TASK INSTRUCTIONS:
This task calls for copying every line of the records that includes the word "JSON".

-=-=-

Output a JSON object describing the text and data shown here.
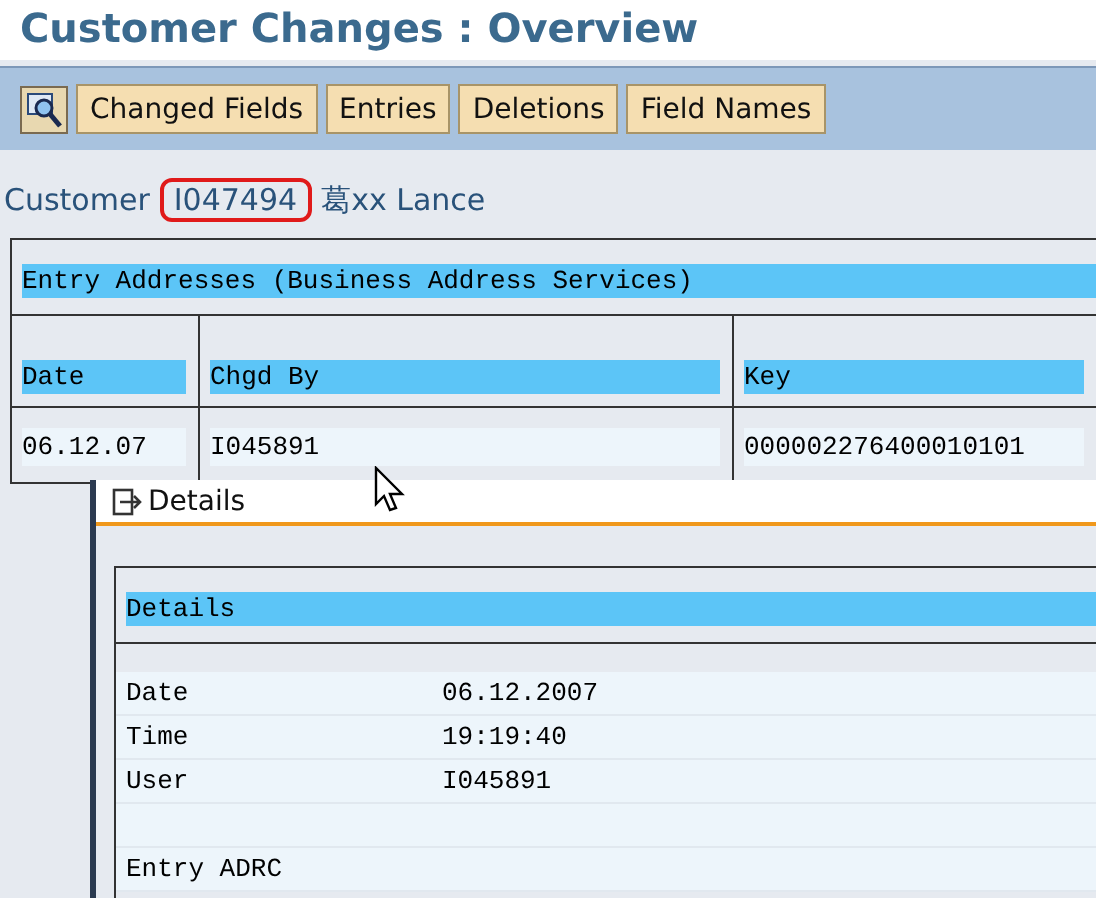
{
  "title": "Customer Changes : Overview",
  "toolbar": {
    "buttons": [
      "Changed Fields",
      "Entries",
      "Deletions",
      "Field Names"
    ]
  },
  "customer": {
    "label": "Customer",
    "id": "I047494",
    "id_highlighted": true,
    "name": "葛xx Lance"
  },
  "table": {
    "title": "Entry Addresses (Business Address Services)",
    "columns": [
      "Date",
      "Chgd By",
      "Key"
    ],
    "rows": [
      [
        "06.12.07",
        "I045891",
        "000002276400010101"
      ]
    ]
  },
  "details_dialog": {
    "title": "Details",
    "section": "Details",
    "fields": [
      {
        "label": "Date",
        "value": "06.12.2007"
      },
      {
        "label": "Time",
        "value": "19:19:40"
      },
      {
        "label": "User",
        "value": "I045891"
      }
    ],
    "entry": "Entry ADRC"
  }
}
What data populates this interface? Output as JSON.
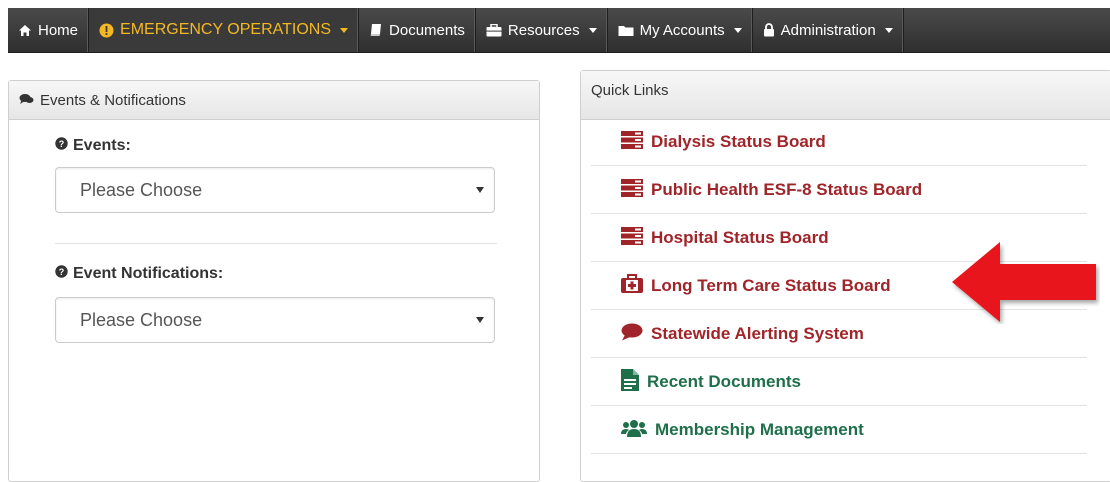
{
  "nav": {
    "items": [
      {
        "label": "Home",
        "icon": "home-icon"
      },
      {
        "label": "EMERGENCY OPERATIONS",
        "icon": "alert-circle-icon",
        "dropdown": true,
        "active": true
      },
      {
        "label": "Documents",
        "icon": "book-icon"
      },
      {
        "label": "Resources",
        "icon": "briefcase-icon",
        "dropdown": true
      },
      {
        "label": "My Accounts",
        "icon": "folder-icon",
        "dropdown": true
      },
      {
        "label": "Administration",
        "icon": "lock-icon",
        "dropdown": true
      }
    ]
  },
  "events_panel": {
    "title": "Events & Notifications",
    "events_label": "Events:",
    "events_select": "Please Choose",
    "notifications_label": "Event Notifications:",
    "notifications_select": "Please Choose"
  },
  "quick_links": {
    "title": "Quick Links",
    "items": [
      {
        "label": "Dialysis Status Board",
        "icon": "server-icon",
        "color": "#a0252a"
      },
      {
        "label": "Public Health ESF-8 Status Board",
        "icon": "server-icon",
        "color": "#a0252a"
      },
      {
        "label": "Hospital Status Board",
        "icon": "server-icon",
        "color": "#a0252a"
      },
      {
        "label": "Long Term Care Status Board",
        "icon": "medkit-icon",
        "color": "#a0252a"
      },
      {
        "label": "Statewide Alerting System",
        "icon": "comment-icon",
        "color": "#a0252a"
      },
      {
        "label": "Recent Documents",
        "icon": "file-text-icon",
        "color": "#1e6f4a"
      },
      {
        "label": "Membership Management",
        "icon": "users-icon",
        "color": "#1e6f4a"
      }
    ]
  },
  "colors": {
    "nav_bg": "#3a3a3a",
    "nav_active": "#f4b824",
    "link_red": "#a0252a",
    "link_green": "#1e6f4a",
    "annotation_arrow": "#e8141b"
  }
}
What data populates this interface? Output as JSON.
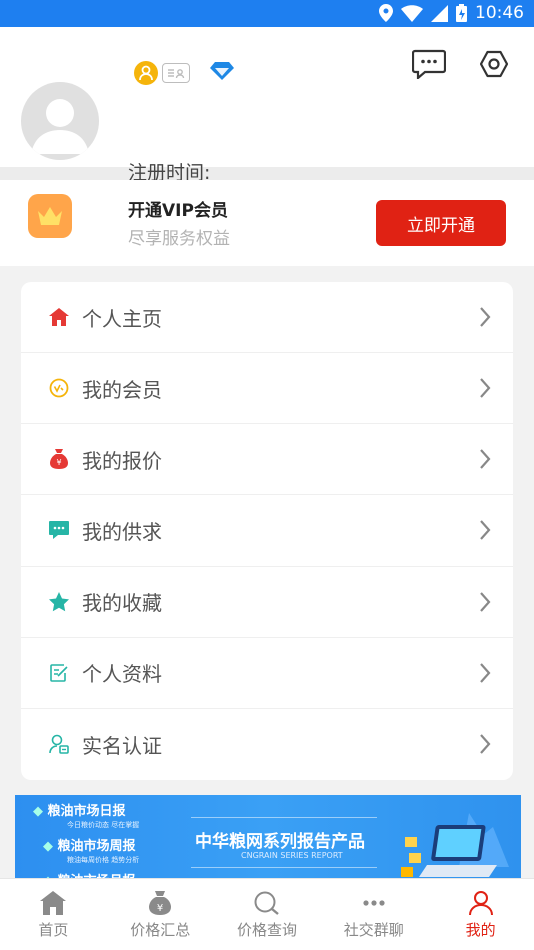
{
  "status": {
    "time": "10:46"
  },
  "header": {
    "register_label": "注册时间:"
  },
  "vip": {
    "title": "开通VIP会员",
    "subtitle": "尽享服务权益",
    "button": "立即开通"
  },
  "menu": [
    {
      "label": "个人主页",
      "icon": "home-icon",
      "color": "#e53935"
    },
    {
      "label": "我的会员",
      "icon": "member-icon",
      "color": "#f5b40b"
    },
    {
      "label": "我的报价",
      "icon": "money-bag-icon",
      "color": "#e53935"
    },
    {
      "label": "我的供求",
      "icon": "chat-icon",
      "color": "#26b5a6"
    },
    {
      "label": "我的收藏",
      "icon": "star-icon",
      "color": "#26b5a6"
    },
    {
      "label": "个人资料",
      "icon": "edit-icon",
      "color": "#26b5a6"
    },
    {
      "label": "实名认证",
      "icon": "verify-icon",
      "color": "#26b5a6"
    }
  ],
  "banner": {
    "lines": [
      "粮油市场日报",
      "粮油市场周报",
      "粮油市场月报"
    ],
    "subs": [
      "今日粮价动态 尽在掌握",
      "粮油每周价格 趋势分析"
    ],
    "title": "中华粮网系列报告产品",
    "subtitle": "CNGRAIN SERIES REPORT"
  },
  "tabs": [
    {
      "label": "首页",
      "icon": "home-icon"
    },
    {
      "label": "价格汇总",
      "icon": "money-bag-icon"
    },
    {
      "label": "价格查询",
      "icon": "search-icon"
    },
    {
      "label": "社交群聊",
      "icon": "more-dots-icon"
    },
    {
      "label": "我的",
      "icon": "user-icon",
      "active": true
    }
  ],
  "colors": {
    "primary_blue": "#1e7ff0",
    "accent_red": "#e02214",
    "vip_orange": "#ffa54a"
  }
}
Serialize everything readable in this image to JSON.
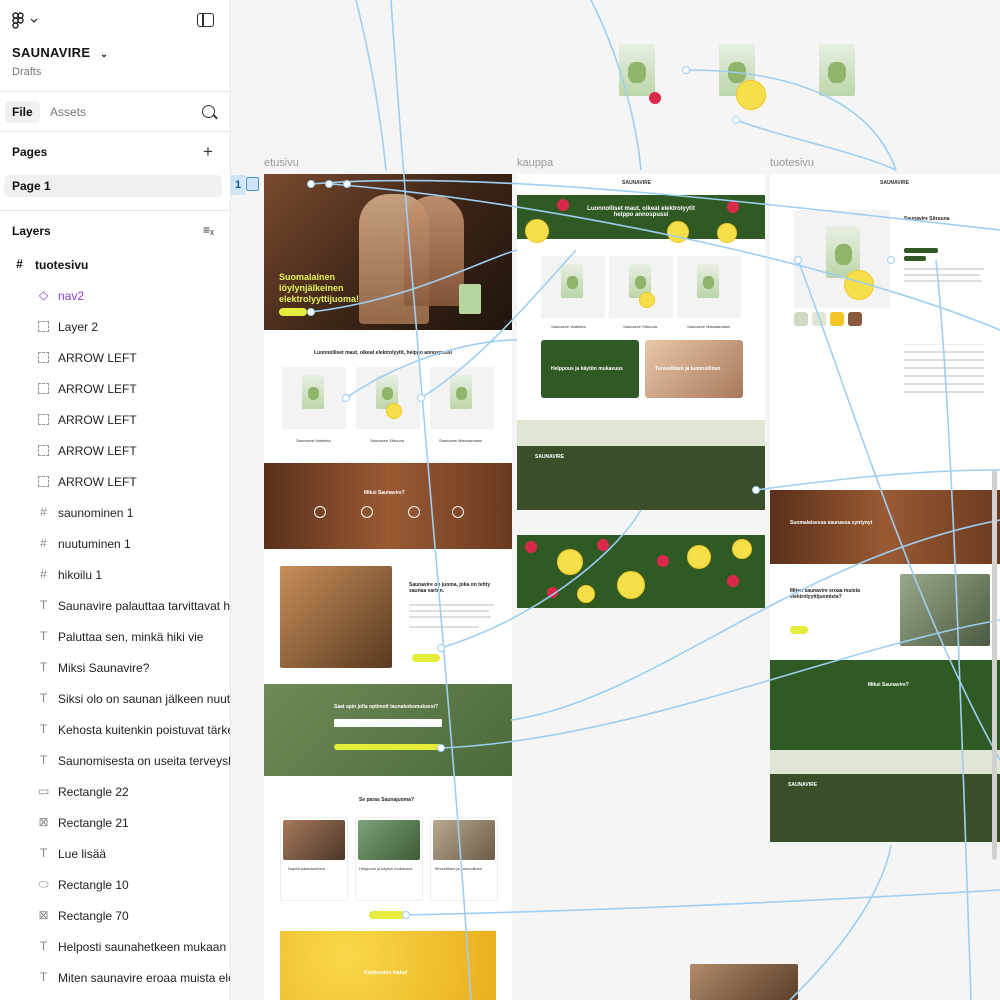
{
  "sidebar": {
    "project_name": "SAUNAVIRE",
    "project_subtitle": "Drafts",
    "tabs": [
      {
        "label": "File"
      },
      {
        "label": "Assets"
      }
    ],
    "pages_title": "Pages",
    "pages": [
      {
        "label": "Page 1"
      }
    ],
    "layers_title": "Layers",
    "layers": [
      {
        "label": "tuotesivu",
        "type": "frame"
      },
      {
        "label": "nav2",
        "type": "component"
      },
      {
        "label": "Layer 2",
        "type": "group"
      },
      {
        "label": "ARROW LEFT",
        "type": "group"
      },
      {
        "label": "ARROW LEFT",
        "type": "group"
      },
      {
        "label": "ARROW LEFT",
        "type": "group"
      },
      {
        "label": "ARROW LEFT",
        "type": "group"
      },
      {
        "label": "ARROW LEFT",
        "type": "group"
      },
      {
        "label": "saunominen 1",
        "type": "frame"
      },
      {
        "label": "nuutuminen 1",
        "type": "frame"
      },
      {
        "label": "hikoilu 1",
        "type": "frame"
      },
      {
        "label": "Saunavire palauttaa tarvittavat hiv",
        "type": "text"
      },
      {
        "label": "Paluttaa sen, minkä hiki vie",
        "type": "text"
      },
      {
        "label": "Miksi Saunavire?",
        "type": "text"
      },
      {
        "label": "Siksi olo on saunan jälkeen nuutur",
        "type": "text"
      },
      {
        "label": "Kehosta kuitenkin poistuvat tärkeä",
        "type": "text"
      },
      {
        "label": "Saunomisesta on useita terveyshy",
        "type": "text"
      },
      {
        "label": "Rectangle 22",
        "type": "rect"
      },
      {
        "label": "Rectangle 21",
        "type": "image"
      },
      {
        "label": "Lue lisää",
        "type": "text"
      },
      {
        "label": "Rectangle 10",
        "type": "rounded"
      },
      {
        "label": "Rectangle 70",
        "type": "image"
      },
      {
        "label": "Helposti saunahetkeen mukaan ot",
        "type": "text"
      },
      {
        "label": "Miten saunavire eroaa muista elek",
        "type": "text"
      }
    ]
  },
  "canvas": {
    "frames": [
      {
        "label": "etusivu"
      },
      {
        "label": "kauppa"
      },
      {
        "label": "tuotesivu"
      }
    ],
    "selection_number": "1",
    "etusivu": {
      "hero_title": "Suomalainen löylynjälkeinen elektrolyyttijuoma!",
      "section_heading": "Luonnolliset maut, oikeat elektrolyytit, helppo annospussi",
      "products": [
        "Saunavire Vadelma",
        "Saunavire Sitruuna",
        "Saunavire Maustamaton"
      ],
      "why_heading": "Miksi Saunavire?",
      "drink_heading": "Saunavire on juoma, joka on tehty saunaa varten.",
      "newsletter_heading": "Saat apin jolla optimoit taunakokemuksesi?",
      "best_heading": "Se paras Saunajuoma?",
      "cards": [
        "Nopea palautuminen",
        "Helppous ja käytön mukavuus",
        "Terveellinen ja luonnollinen"
      ],
      "flavor_heading": "Kuukauden maku!"
    },
    "kauppa": {
      "banner_text": "Luonnolliset maut, oikeat elektrolyytit helppo annospussi",
      "products": [
        "Saunavire Vadelma",
        "Saunavire Sitruuna",
        "Saunavire Maustamaton"
      ],
      "promo_left": "Helppous ja käytön mukavuus",
      "promo_right": "Terveellinen ja luonnollinen"
    },
    "tuotesivu": {
      "product_title": "Saunavire Sitruuna",
      "sauna_heading": "Suomalaisessa saunassa syntynyt",
      "diff_heading": "Miten saunavire eroaa muista elektrolyyttijuomista?",
      "why_heading": "Miksi Saunavire?"
    },
    "brand": "SAUNAVIRE"
  },
  "colors": {
    "accent_yellow": "#e6ec3c",
    "brand_green": "#3a4f29",
    "prototype_link": "#9ecff3",
    "component_purple": "#8b3fd0"
  }
}
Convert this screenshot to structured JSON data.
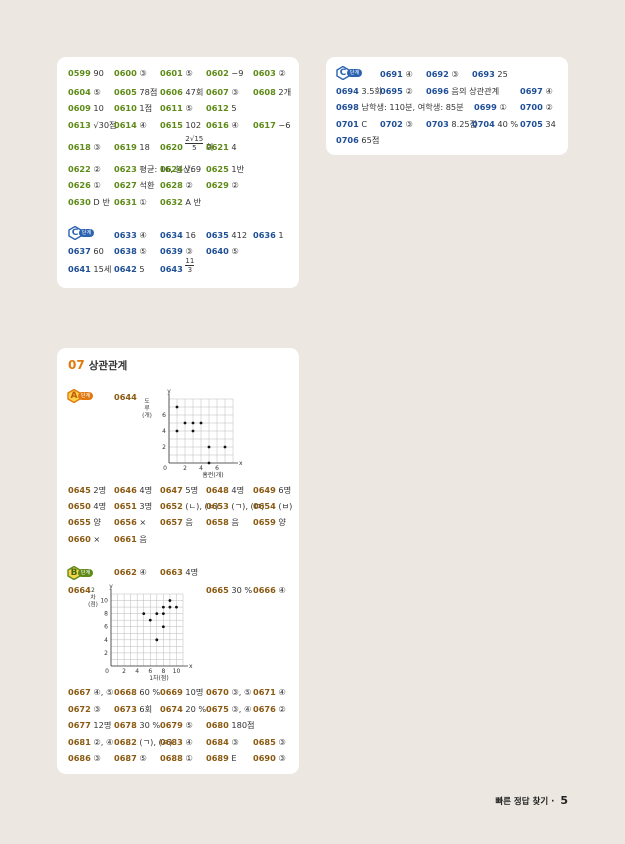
{
  "card1": {
    "rows": [
      [
        {
          "n": "0599",
          "v": "90"
        },
        {
          "n": "0600",
          "v": "③"
        },
        {
          "n": "0601",
          "v": "⑤"
        },
        {
          "n": "0602",
          "v": "−9"
        },
        {
          "n": "0603",
          "v": "②"
        }
      ],
      [
        {
          "n": "0604",
          "v": "⑤"
        },
        {
          "n": "0605",
          "v": "78점"
        },
        {
          "n": "0606",
          "v": "47회"
        },
        {
          "n": "0607",
          "v": "③"
        },
        {
          "n": "0608",
          "v": "2개"
        }
      ],
      [
        {
          "n": "0609",
          "v": "10"
        },
        {
          "n": "0610",
          "v": "1점"
        },
        {
          "n": "0611",
          "v": "⑤"
        },
        {
          "n": "0612",
          "v": "5"
        }
      ],
      [
        {
          "n": "0613",
          "v": "√30점"
        },
        {
          "n": "0614",
          "v": "④"
        },
        {
          "n": "0615",
          "v": "102"
        },
        {
          "n": "0616",
          "v": "④"
        },
        {
          "n": "0617",
          "v": "−6"
        }
      ],
      [
        {
          "n": "0618",
          "v": "③"
        },
        {
          "n": "0619",
          "v": "18"
        },
        {
          "n": "0620",
          "v": "2√15/5 회"
        },
        {
          "n": "0621",
          "v": "4"
        }
      ],
      [
        {
          "n": "0622",
          "v": "②"
        },
        {
          "n": "0623",
          "v": "평균: 16, 분산: 9"
        },
        {
          "n": "0624",
          "v": "√6"
        },
        {
          "n": "0625",
          "v": "1반"
        }
      ],
      [
        {
          "n": "0626",
          "v": "①"
        },
        {
          "n": "0627",
          "v": "석환"
        },
        {
          "n": "0628",
          "v": "②"
        },
        {
          "n": "0629",
          "v": "②"
        }
      ],
      [
        {
          "n": "0630",
          "v": "D 반"
        },
        {
          "n": "0631",
          "v": "①"
        },
        {
          "n": "0632",
          "v": "A 반"
        }
      ]
    ],
    "c_badge": {
      "letter": "C",
      "label": "단계"
    },
    "c_rows": [
      [
        {
          "n": "0633",
          "v": "④"
        },
        {
          "n": "0634",
          "v": "16"
        },
        {
          "n": "0635",
          "v": "412"
        },
        {
          "n": "0636",
          "v": "1"
        }
      ],
      [
        {
          "n": "0637",
          "v": "60"
        },
        {
          "n": "0638",
          "v": "⑤"
        },
        {
          "n": "0639",
          "v": "③"
        },
        {
          "n": "0640",
          "v": "⑤"
        }
      ],
      [
        {
          "n": "0641",
          "v": "15세"
        },
        {
          "n": "0642",
          "v": "5"
        },
        {
          "n": "0643",
          "v": "11/3"
        }
      ]
    ]
  },
  "card2": {
    "badge": {
      "letter": "C",
      "label": "단계"
    },
    "rows": [
      [
        {
          "n": "0691",
          "v": "④"
        },
        {
          "n": "0692",
          "v": "③"
        },
        {
          "n": "0693",
          "v": "25"
        }
      ],
      [
        {
          "n": "0694",
          "v": "3.5회"
        },
        {
          "n": "0695",
          "v": "②"
        },
        {
          "n": "0696",
          "v": "음의 상관관계"
        },
        {
          "n": "0697",
          "v": "④"
        }
      ],
      [
        {
          "n": "0698",
          "v": "남학생: 110분, 여학생: 85분"
        },
        {
          "n": "0699",
          "v": "①"
        },
        {
          "n": "0700",
          "v": "②"
        }
      ],
      [
        {
          "n": "0701",
          "v": "C"
        },
        {
          "n": "0702",
          "v": "③"
        },
        {
          "n": "0703",
          "v": "8.25점"
        },
        {
          "n": "0704",
          "v": "40 %"
        },
        {
          "n": "0705",
          "v": "34"
        }
      ],
      [
        {
          "n": "0706",
          "v": "65점"
        }
      ]
    ]
  },
  "card3": {
    "section": {
      "num": "07",
      "title": "상관관계"
    },
    "a_badge": {
      "letter": "A",
      "label": "단계"
    },
    "q0644": "0644",
    "chart1": {
      "type": "scatter",
      "ylabel": "도루(개)",
      "xlabel": "홈런(개)",
      "x_axis_letter": "x",
      "y_axis_letter": "y",
      "origin": "0",
      "xticks": [
        2,
        4,
        6
      ],
      "yticks": [
        2,
        4,
        6
      ],
      "xlim": [
        0,
        8
      ],
      "ylim": [
        0,
        8
      ],
      "points": [
        [
          1,
          7
        ],
        [
          1,
          4
        ],
        [
          2,
          5
        ],
        [
          3,
          5
        ],
        [
          3,
          4
        ],
        [
          4,
          5
        ],
        [
          5,
          2
        ],
        [
          5,
          0
        ],
        [
          7,
          2
        ]
      ]
    },
    "rows_a": [
      [
        {
          "n": "0645",
          "v": "2명"
        },
        {
          "n": "0646",
          "v": "4명"
        },
        {
          "n": "0647",
          "v": "5명"
        },
        {
          "n": "0648",
          "v": "4명"
        },
        {
          "n": "0649",
          "v": "6명"
        }
      ],
      [
        {
          "n": "0650",
          "v": "4명"
        },
        {
          "n": "0651",
          "v": "3명"
        },
        {
          "n": "0652",
          "v": "(ㄴ), (ㅂ)"
        },
        {
          "n": "0653",
          "v": "(ㄱ), (ㅁ)"
        },
        {
          "n": "0654",
          "v": "(ㅂ)"
        }
      ],
      [
        {
          "n": "0655",
          "v": "양"
        },
        {
          "n": "0656",
          "v": "×"
        },
        {
          "n": "0657",
          "v": "음"
        },
        {
          "n": "0658",
          "v": "음"
        },
        {
          "n": "0659",
          "v": "양"
        }
      ],
      [
        {
          "n": "0660",
          "v": "×"
        },
        {
          "n": "0661",
          "v": "음"
        }
      ]
    ],
    "b_badge": {
      "letter": "B",
      "label": "단계"
    },
    "b_first": [
      {
        "n": "0662",
        "v": "④"
      },
      {
        "n": "0663",
        "v": "4명"
      }
    ],
    "q0664": "0664",
    "chart2": {
      "type": "scatter",
      "ylabel": "2차(점)",
      "xlabel": "1차(점)",
      "x_axis_letter": "x",
      "y_axis_letter": "y",
      "origin": "0",
      "xticks": [
        2,
        4,
        6,
        8,
        10
      ],
      "yticks": [
        2,
        4,
        6,
        8,
        10
      ],
      "xlim": [
        0,
        11
      ],
      "ylim": [
        0,
        11
      ],
      "points": [
        [
          5,
          8
        ],
        [
          6,
          7
        ],
        [
          7,
          8
        ],
        [
          7,
          4
        ],
        [
          8,
          8
        ],
        [
          8,
          6
        ],
        [
          8,
          9
        ],
        [
          9,
          10
        ],
        [
          9,
          9
        ],
        [
          10,
          9
        ]
      ]
    },
    "b_side": [
      {
        "n": "0665",
        "v": "30 %"
      },
      {
        "n": "0666",
        "v": "④"
      }
    ],
    "rows_b": [
      [
        {
          "n": "0667",
          "v": "④, ⑤"
        },
        {
          "n": "0668",
          "v": "60 %"
        },
        {
          "n": "0669",
          "v": "10명"
        },
        {
          "n": "0670",
          "v": "③, ⑤"
        },
        {
          "n": "0671",
          "v": "④"
        }
      ],
      [
        {
          "n": "0672",
          "v": "③"
        },
        {
          "n": "0673",
          "v": "6회"
        },
        {
          "n": "0674",
          "v": "20 %"
        },
        {
          "n": "0675",
          "v": "③, ④"
        },
        {
          "n": "0676",
          "v": "②"
        }
      ],
      [
        {
          "n": "0677",
          "v": "12명"
        },
        {
          "n": "0678",
          "v": "30 %"
        },
        {
          "n": "0679",
          "v": "⑤"
        },
        {
          "n": "0680",
          "v": "180점"
        }
      ],
      [
        {
          "n": "0681",
          "v": "②, ④"
        },
        {
          "n": "0682",
          "v": "(ㄱ), (ㄹ)"
        },
        {
          "n": "0683",
          "v": "④"
        },
        {
          "n": "0684",
          "v": "③"
        },
        {
          "n": "0685",
          "v": "③"
        }
      ],
      [
        {
          "n": "0686",
          "v": "③"
        },
        {
          "n": "0687",
          "v": "⑤"
        },
        {
          "n": "0688",
          "v": "①"
        },
        {
          "n": "0689",
          "v": "E"
        },
        {
          "n": "0690",
          "v": "③"
        }
      ]
    ]
  },
  "footer": {
    "title": "빠른 정답 찾기",
    "sep": "·",
    "page": "5"
  }
}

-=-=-

ANSWER TO THIS PROBLEM:
Output a JSON object describing the text and data shown here.
What data populates this interface? Output as JSON.
What data populates this interface? Output as JSON.
Serialize everything readable in this image to JSON.
Convert this screenshot to structured JSON data.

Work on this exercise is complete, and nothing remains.